_Source information_
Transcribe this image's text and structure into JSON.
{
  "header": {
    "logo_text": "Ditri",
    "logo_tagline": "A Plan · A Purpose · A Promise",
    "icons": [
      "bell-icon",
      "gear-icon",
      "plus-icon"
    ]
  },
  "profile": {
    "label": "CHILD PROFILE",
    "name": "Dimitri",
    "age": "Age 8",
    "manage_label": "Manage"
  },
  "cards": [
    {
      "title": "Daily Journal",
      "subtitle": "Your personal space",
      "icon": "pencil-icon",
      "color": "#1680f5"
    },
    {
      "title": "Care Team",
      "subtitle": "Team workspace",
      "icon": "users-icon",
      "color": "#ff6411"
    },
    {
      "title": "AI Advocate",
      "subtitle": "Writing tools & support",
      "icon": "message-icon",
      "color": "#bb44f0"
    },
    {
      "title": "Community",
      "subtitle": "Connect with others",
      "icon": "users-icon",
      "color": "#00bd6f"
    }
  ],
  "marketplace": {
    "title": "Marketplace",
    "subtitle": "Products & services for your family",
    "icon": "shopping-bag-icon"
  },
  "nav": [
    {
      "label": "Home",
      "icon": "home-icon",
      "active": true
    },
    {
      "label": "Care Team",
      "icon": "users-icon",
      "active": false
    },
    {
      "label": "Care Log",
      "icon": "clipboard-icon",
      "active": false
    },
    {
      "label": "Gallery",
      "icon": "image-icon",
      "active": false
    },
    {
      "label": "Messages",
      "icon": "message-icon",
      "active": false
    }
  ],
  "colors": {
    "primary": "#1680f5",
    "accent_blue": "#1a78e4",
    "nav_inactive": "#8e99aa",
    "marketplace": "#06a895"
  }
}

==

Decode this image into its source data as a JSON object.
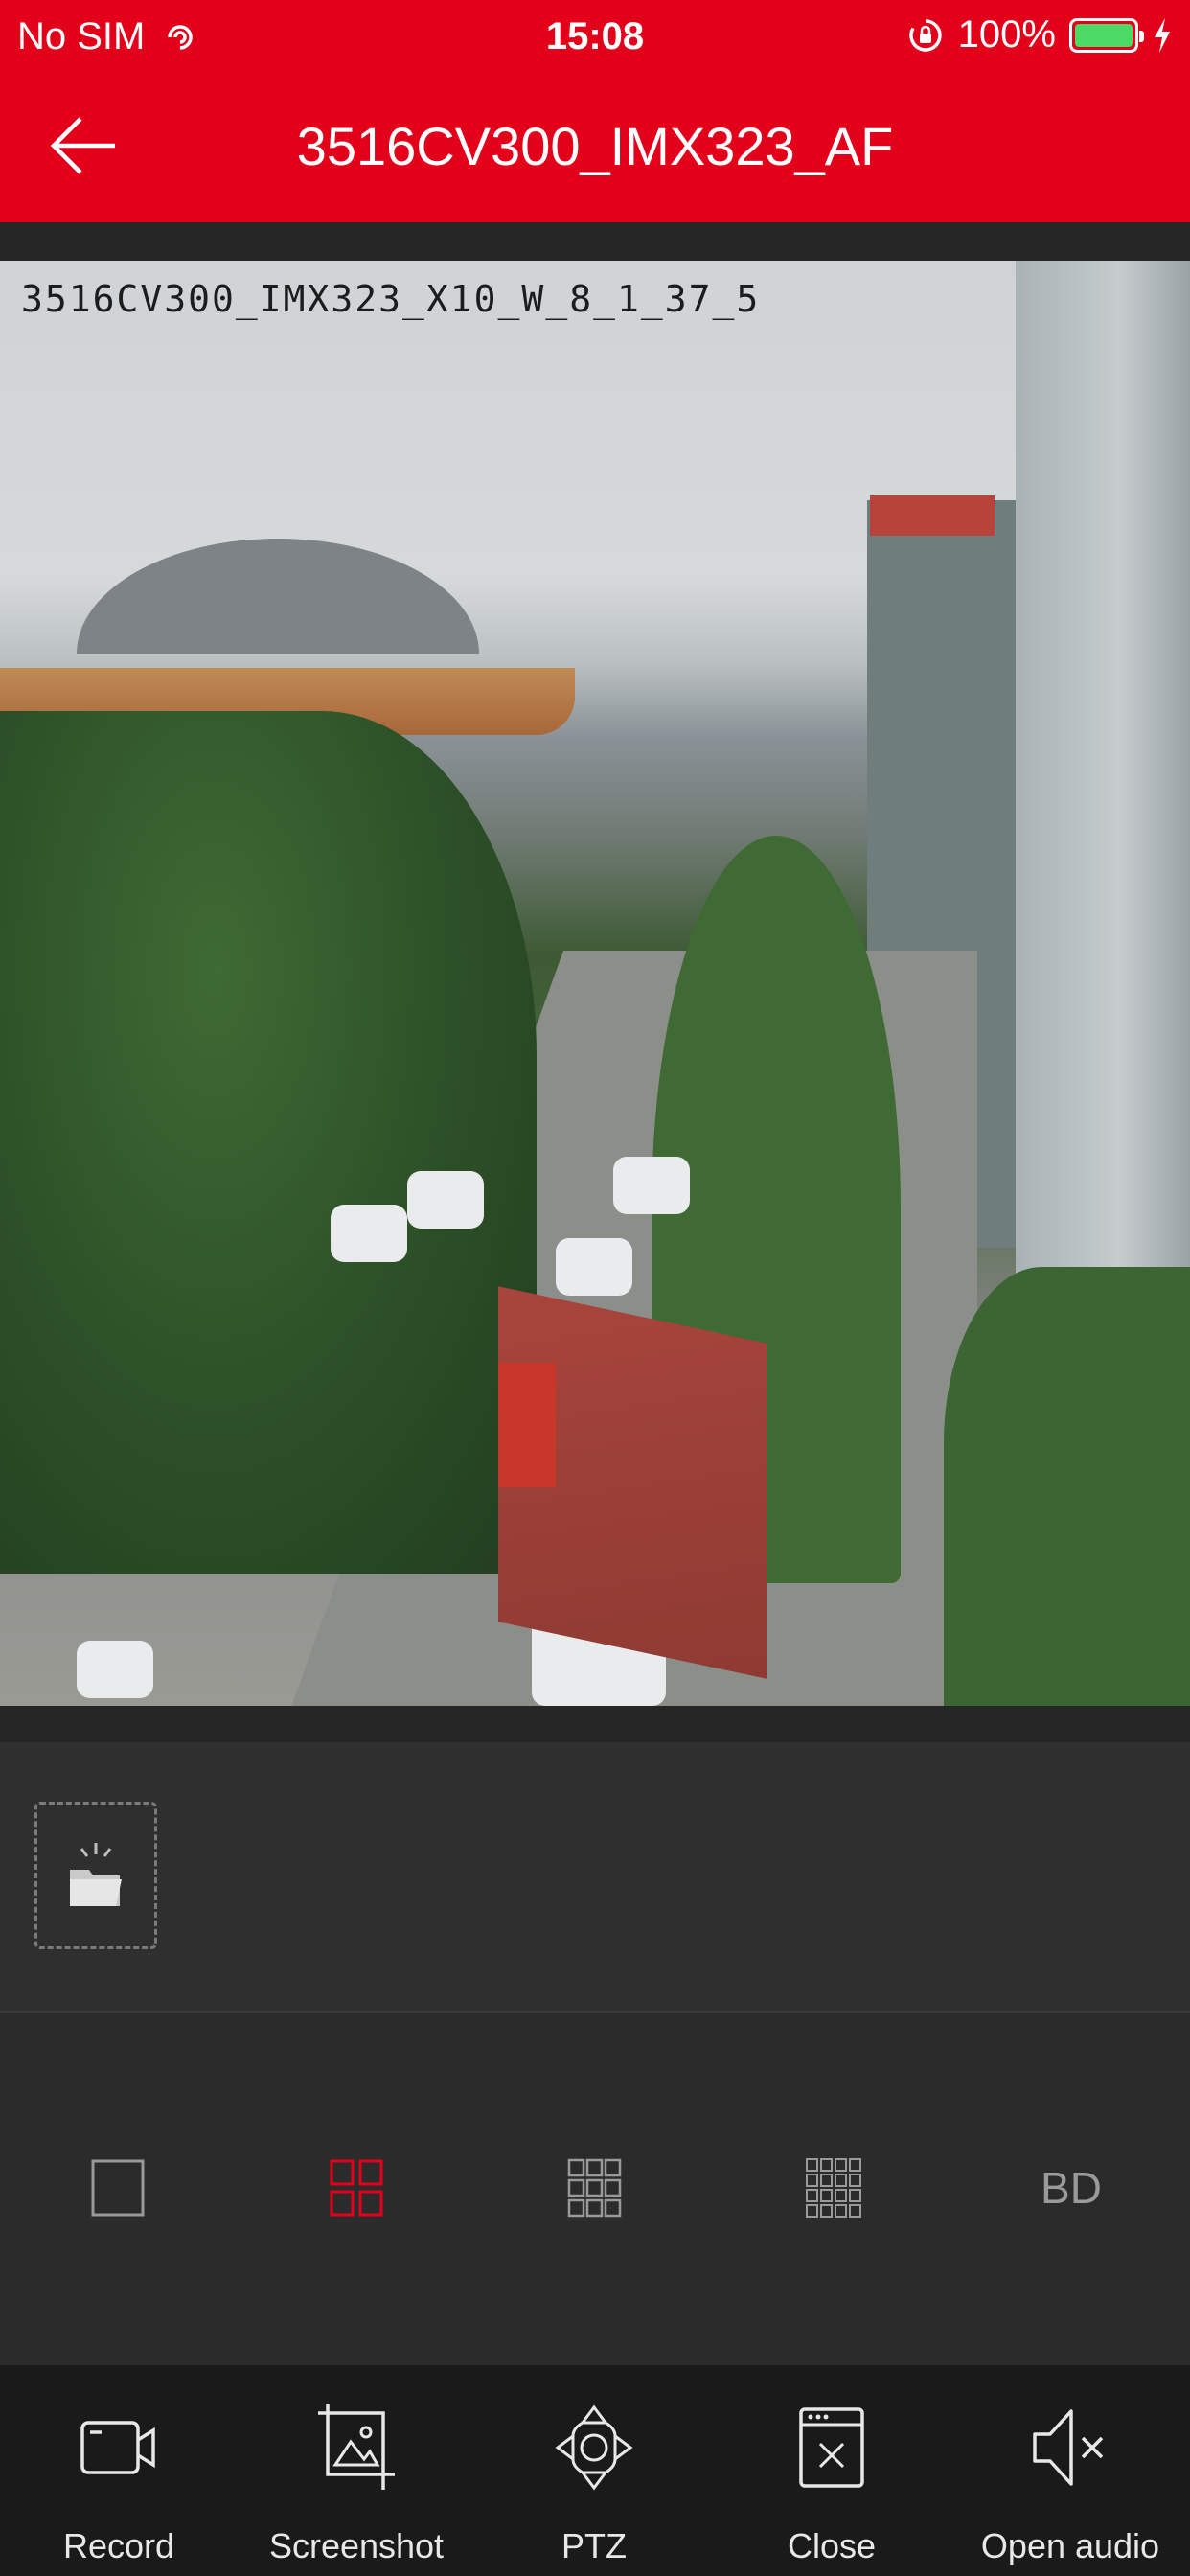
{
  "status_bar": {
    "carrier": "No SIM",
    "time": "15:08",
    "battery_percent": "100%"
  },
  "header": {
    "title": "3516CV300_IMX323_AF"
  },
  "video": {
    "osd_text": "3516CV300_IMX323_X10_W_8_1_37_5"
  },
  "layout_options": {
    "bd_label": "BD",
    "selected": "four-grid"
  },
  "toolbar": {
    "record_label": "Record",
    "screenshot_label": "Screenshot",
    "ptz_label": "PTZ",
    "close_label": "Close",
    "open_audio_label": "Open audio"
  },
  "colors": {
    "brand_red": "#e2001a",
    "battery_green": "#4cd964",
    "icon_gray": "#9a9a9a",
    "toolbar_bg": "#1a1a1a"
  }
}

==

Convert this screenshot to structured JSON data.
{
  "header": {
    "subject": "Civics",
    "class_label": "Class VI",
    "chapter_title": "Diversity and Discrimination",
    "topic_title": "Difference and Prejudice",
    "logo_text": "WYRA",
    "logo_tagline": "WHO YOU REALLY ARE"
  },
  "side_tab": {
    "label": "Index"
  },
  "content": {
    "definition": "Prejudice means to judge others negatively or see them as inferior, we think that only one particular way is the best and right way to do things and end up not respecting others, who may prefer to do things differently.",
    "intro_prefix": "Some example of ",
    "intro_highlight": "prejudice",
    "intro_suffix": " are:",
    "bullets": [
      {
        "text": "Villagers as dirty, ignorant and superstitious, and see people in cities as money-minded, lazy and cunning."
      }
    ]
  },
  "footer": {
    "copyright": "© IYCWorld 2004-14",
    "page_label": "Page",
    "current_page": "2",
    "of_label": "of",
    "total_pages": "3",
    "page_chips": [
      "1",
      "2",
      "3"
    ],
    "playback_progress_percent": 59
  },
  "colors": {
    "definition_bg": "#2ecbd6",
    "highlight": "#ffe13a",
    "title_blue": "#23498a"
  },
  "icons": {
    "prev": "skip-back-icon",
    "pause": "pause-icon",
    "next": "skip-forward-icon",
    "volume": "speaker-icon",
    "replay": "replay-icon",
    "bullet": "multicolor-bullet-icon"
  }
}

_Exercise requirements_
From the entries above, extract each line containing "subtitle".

_Solution to this problem_
      "subtitle": "Your personal space",
      "subtitle": "Team workspace",
      "subtitle": "Writing tools & support",
      "subtitle": "Connect with others",
    "subtitle": "Products & services for your family",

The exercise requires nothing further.